The Panama City car accident attorney at our firm knows that in the aftermath of these accidents, the legal issues related to the event are far from the minds of the victims. Medical recovery and dealing with the grieving process are of paramount concern. However, there will eventually come a time for very serious questions to be asked about what caused this accident, how it could have been prevented, and what steps need to be taken to avoid a repeat occurrence. When it comes to potential legal liability there are two big issues to sort through:
1) What individual acts of negligence led to the pile-up? Subsequent legal actions filed on behalf of victims would try to parse out the series of events that actually caused the chain-reaction to occur. For one thing, the source of the fire must be determined, as the fire is likely one of the main causes spurring the accident. The overall analysis will rely heavily on the results of investigations into the collision by law enforcement officials. Similar legal principles will apply whether the suits are filed by injured victims or whether they are wrongful death lawsuits filed by family members of those killed in the tragedy.
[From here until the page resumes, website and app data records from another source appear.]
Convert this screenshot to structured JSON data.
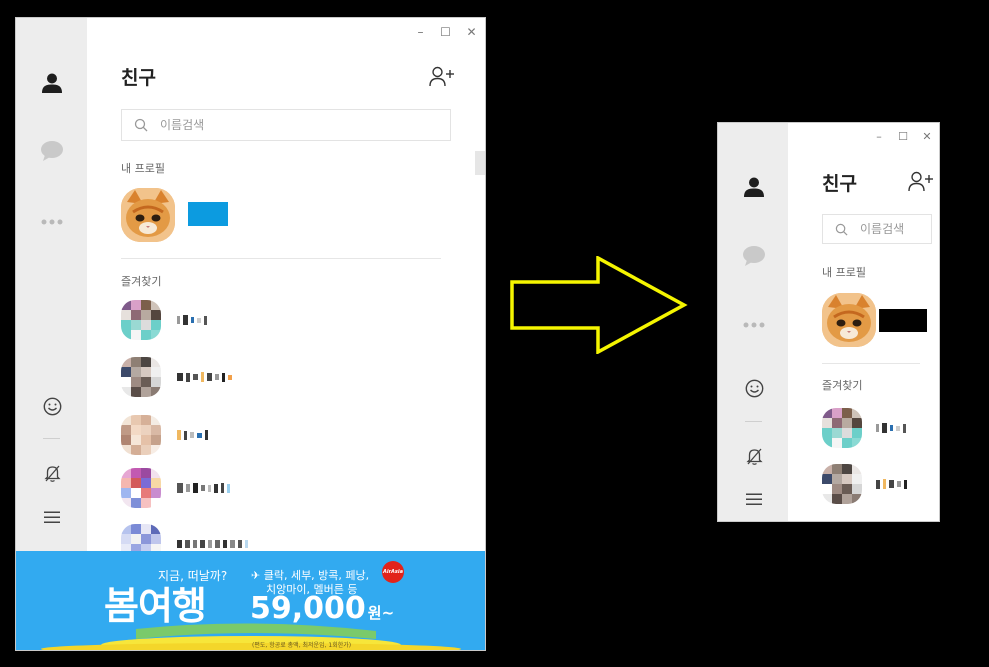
{
  "window_controls": {
    "minimize": "–",
    "maximize": "☐",
    "close": "✕"
  },
  "friends": {
    "title": "친구",
    "search_placeholder": "이름검색",
    "my_profile_label": "내 프로필",
    "favorites_label": "즐겨찾기"
  },
  "sidebar": {
    "icons": [
      "person-icon",
      "chat-bubble-icon",
      "more-dots-icon",
      "emoji-icon",
      "bell-off-icon",
      "menu-icon"
    ]
  },
  "ad": {
    "line1": "지금, 떠날까?",
    "headline": "봄여행",
    "destinations_line1": "✈ 클락, 세부, 방콕, 페낭,",
    "destinations_line2": "치앙마이, 멜버른 등",
    "price": "59,000",
    "price_unit": "원~",
    "footnote": "(편도, 항공료 총액, 최저운임, 1회한가)",
    "brand": "AirAsia"
  },
  "colors": {
    "sidebar": "#ededed",
    "banner": "#32aaf0",
    "accent_box": "#0c9be0",
    "arrow": "#f5f500",
    "brand_red": "#e2231a"
  }
}
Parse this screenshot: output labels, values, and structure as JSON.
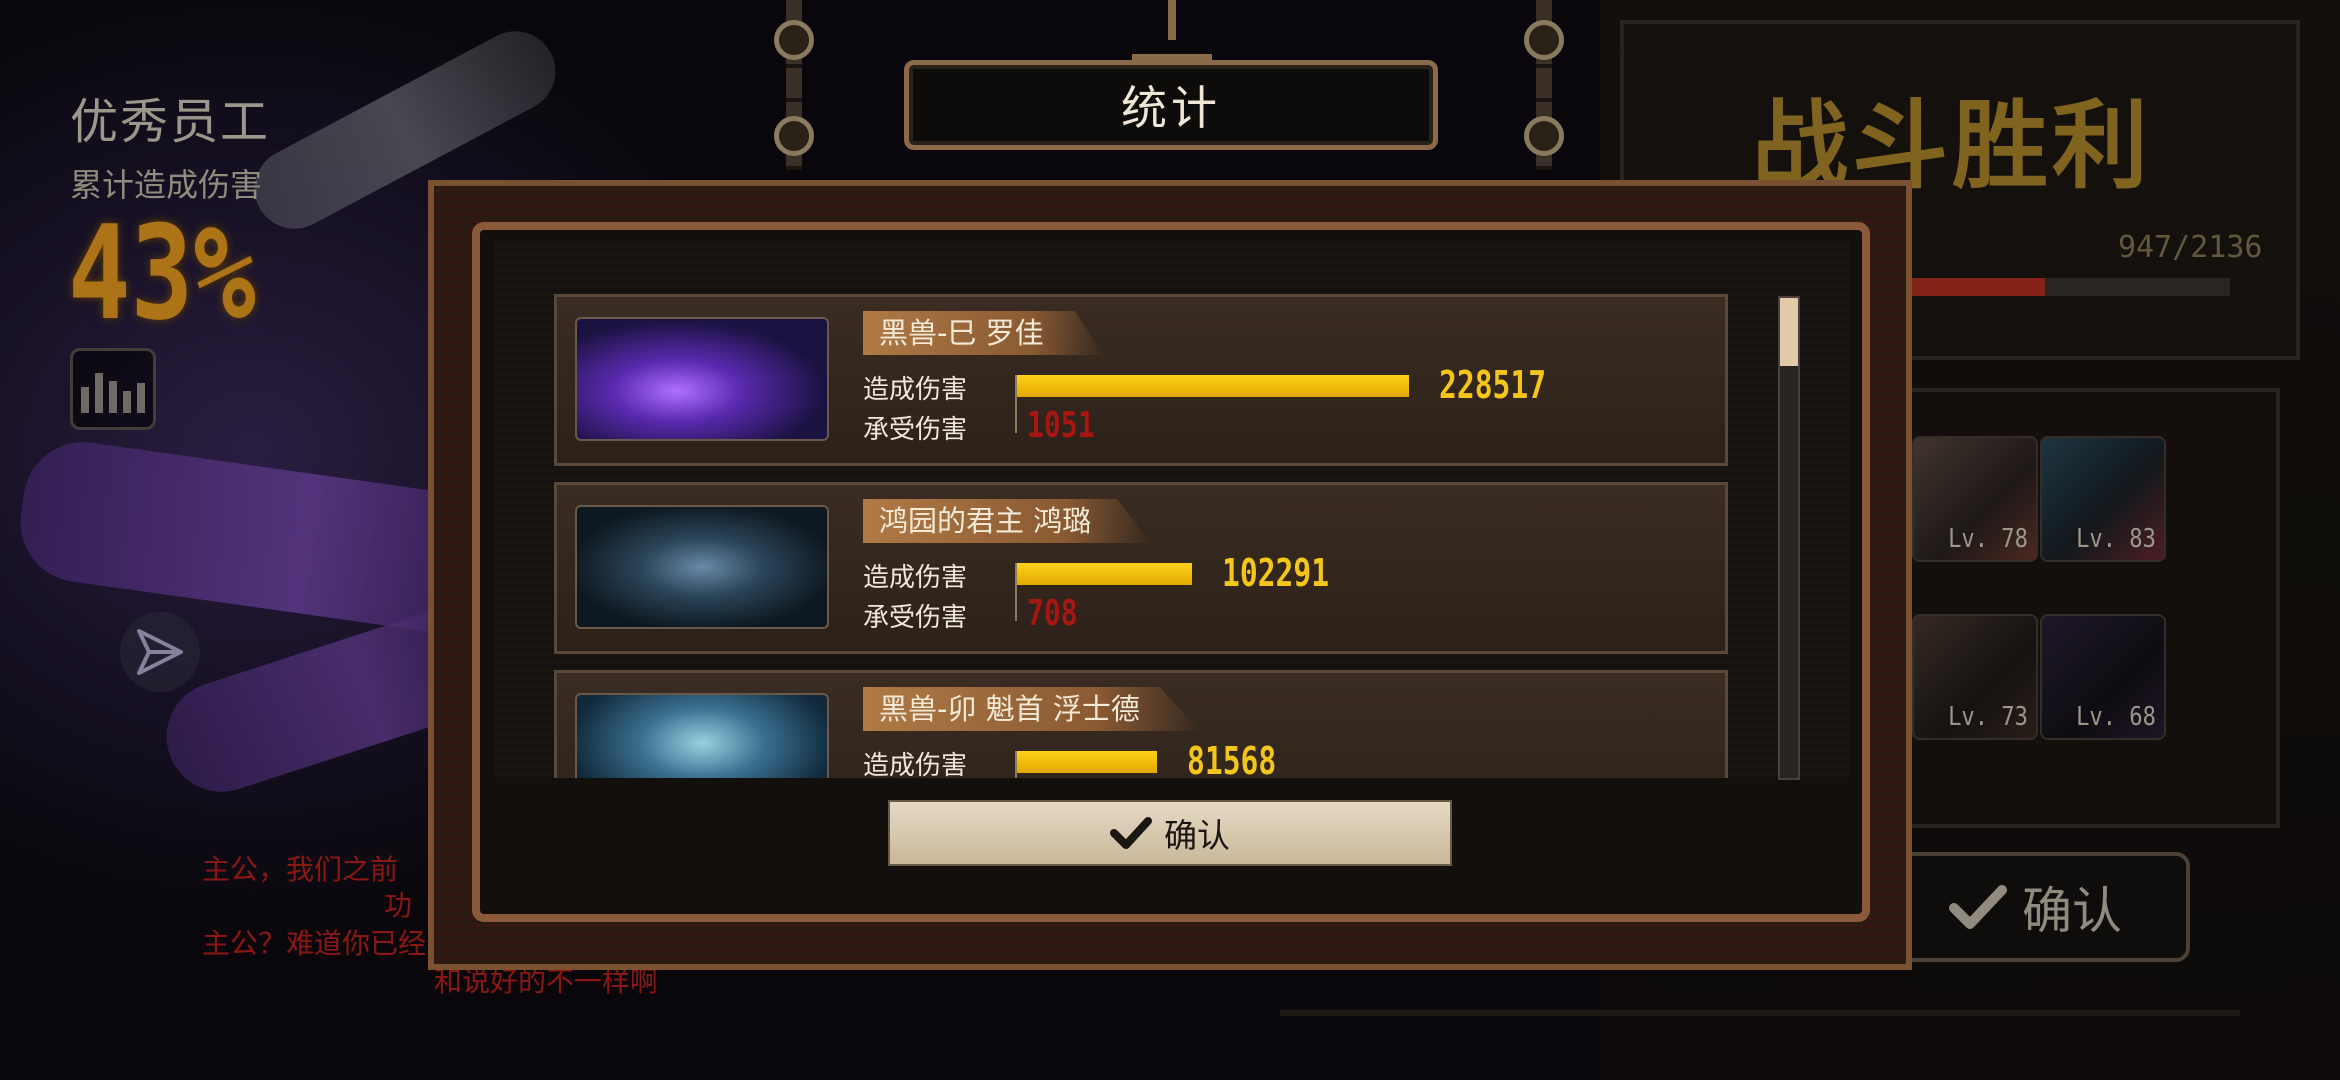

2) Do public bodies, which allowed driving in the dangerous stretch of road in the middle of such challenging weather conditions, bear some responsibility? Interstate 75 has had its share of road tragedies in the past, and one local paper has referred to the stretch of highway between Ocala and Gainesville as a "Bermuda Triangle." Should public officials have better warned drivers of the danger of the area? Officials had the power to close the highway, particularly because there had already been a serious 3-car accident before the larger eighteen-vehicle collision. Officials may have been able to do more to prevent the pile-up. Over the years many have actually called for a truck bypass to be built in the area to avoid tragedies just like this one.
Whatever the case, there is undoubtedly much more to this Florida road tragedy. Everything must be done to ensure the victims (and their families) are provided as much support as possible. Other motorists should also take note and use the incident as another reminder of the risks that exist whenever one travels, and the need to take every possible precaution to remain safe on the road.